→ **YOUR INSTRUCTIONS**: Search the listing for "label" and copy every line where it appears.

→ **DATA TO USE**:
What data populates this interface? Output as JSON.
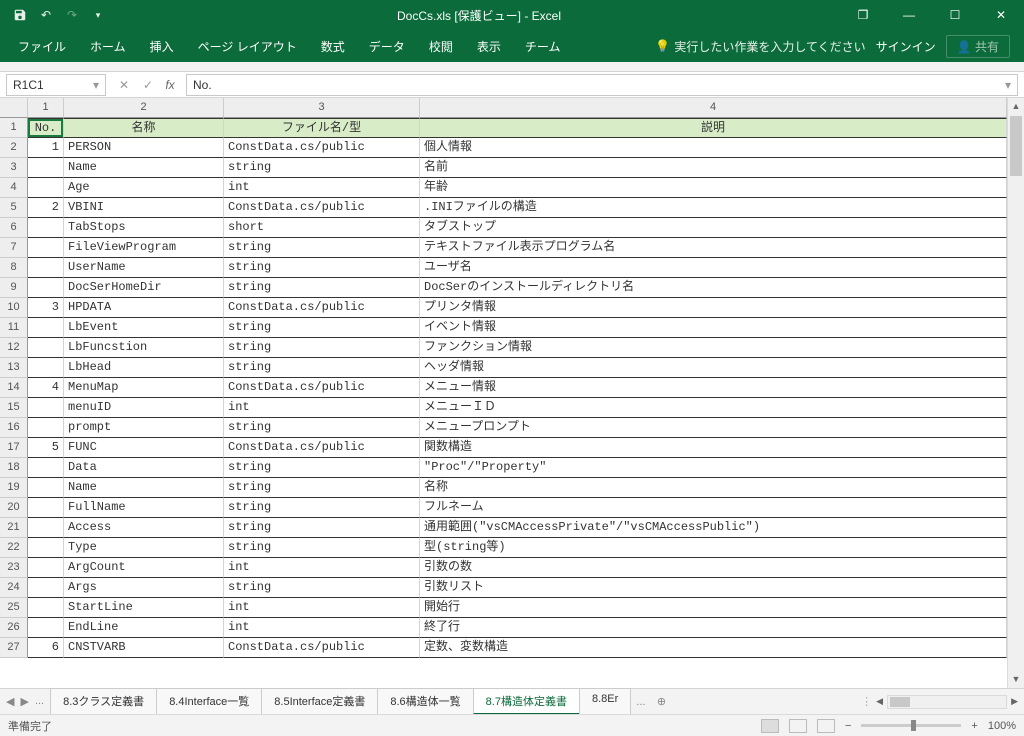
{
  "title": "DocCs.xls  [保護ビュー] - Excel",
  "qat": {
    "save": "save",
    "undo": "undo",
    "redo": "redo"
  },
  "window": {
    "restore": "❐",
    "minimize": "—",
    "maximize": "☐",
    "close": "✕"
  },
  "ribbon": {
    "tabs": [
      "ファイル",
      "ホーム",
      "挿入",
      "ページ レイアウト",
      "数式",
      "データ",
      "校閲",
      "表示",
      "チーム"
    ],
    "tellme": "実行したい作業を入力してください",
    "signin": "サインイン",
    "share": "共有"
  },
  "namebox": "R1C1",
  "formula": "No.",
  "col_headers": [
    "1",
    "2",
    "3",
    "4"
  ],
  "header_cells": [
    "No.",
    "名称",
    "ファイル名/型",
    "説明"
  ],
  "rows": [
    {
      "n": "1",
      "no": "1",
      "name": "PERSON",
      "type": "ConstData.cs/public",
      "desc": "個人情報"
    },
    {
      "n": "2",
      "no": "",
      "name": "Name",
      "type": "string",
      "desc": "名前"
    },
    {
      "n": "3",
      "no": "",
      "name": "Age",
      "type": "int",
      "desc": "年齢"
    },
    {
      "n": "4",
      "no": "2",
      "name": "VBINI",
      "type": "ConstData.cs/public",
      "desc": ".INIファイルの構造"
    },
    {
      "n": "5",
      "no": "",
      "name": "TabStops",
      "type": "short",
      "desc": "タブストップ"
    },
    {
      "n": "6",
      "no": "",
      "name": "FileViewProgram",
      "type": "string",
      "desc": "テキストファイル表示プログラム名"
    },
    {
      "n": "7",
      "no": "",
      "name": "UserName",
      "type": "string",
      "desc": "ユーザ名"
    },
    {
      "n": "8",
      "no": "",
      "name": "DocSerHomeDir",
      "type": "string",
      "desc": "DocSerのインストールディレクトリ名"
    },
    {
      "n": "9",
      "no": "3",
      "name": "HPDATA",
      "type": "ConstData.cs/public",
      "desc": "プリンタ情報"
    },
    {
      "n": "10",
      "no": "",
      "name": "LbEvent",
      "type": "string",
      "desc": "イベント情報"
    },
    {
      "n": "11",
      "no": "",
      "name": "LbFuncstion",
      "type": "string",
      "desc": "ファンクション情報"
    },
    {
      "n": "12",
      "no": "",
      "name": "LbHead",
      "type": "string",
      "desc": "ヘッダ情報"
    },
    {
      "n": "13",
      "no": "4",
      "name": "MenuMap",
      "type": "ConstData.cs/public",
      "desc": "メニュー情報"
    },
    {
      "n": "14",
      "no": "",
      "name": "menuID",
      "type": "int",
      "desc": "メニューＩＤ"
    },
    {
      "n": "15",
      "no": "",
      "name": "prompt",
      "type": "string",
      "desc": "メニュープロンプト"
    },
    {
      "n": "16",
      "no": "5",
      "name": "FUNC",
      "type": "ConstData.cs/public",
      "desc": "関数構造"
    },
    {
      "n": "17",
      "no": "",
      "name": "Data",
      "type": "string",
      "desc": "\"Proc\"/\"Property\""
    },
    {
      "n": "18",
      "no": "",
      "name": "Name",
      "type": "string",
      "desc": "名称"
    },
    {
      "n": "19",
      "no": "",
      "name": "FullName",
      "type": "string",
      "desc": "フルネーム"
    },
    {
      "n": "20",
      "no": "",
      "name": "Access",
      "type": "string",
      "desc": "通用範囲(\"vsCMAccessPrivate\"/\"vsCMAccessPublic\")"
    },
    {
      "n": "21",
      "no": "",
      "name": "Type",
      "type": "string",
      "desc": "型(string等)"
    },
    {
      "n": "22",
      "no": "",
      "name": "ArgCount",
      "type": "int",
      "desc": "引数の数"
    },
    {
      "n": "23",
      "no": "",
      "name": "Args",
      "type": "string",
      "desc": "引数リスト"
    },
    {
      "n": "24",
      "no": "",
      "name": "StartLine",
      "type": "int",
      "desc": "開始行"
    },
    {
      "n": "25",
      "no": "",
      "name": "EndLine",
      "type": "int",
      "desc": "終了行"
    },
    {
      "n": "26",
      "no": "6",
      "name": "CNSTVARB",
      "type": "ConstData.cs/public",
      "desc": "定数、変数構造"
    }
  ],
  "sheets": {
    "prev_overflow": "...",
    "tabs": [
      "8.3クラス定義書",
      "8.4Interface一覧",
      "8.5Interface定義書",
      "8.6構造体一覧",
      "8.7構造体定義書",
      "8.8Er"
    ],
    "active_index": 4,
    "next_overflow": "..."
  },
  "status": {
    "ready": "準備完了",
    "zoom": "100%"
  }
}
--
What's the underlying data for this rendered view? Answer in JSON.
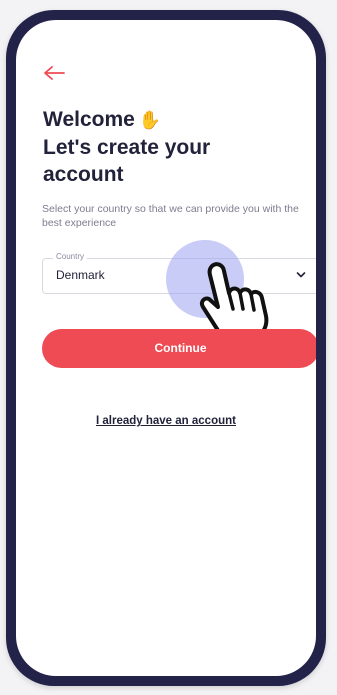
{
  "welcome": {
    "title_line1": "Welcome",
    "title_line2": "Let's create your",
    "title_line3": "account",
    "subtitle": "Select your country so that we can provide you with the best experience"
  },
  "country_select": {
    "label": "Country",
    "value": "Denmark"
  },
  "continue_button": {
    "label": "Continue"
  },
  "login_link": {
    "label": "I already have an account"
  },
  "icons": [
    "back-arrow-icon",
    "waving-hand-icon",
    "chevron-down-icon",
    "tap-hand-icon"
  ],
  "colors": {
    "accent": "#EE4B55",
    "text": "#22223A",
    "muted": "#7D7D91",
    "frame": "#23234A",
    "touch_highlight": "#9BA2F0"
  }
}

→ **RESPONSE BOX**:
    "label": "Country",
    "label": "Continue"
    "label": "I already have an account"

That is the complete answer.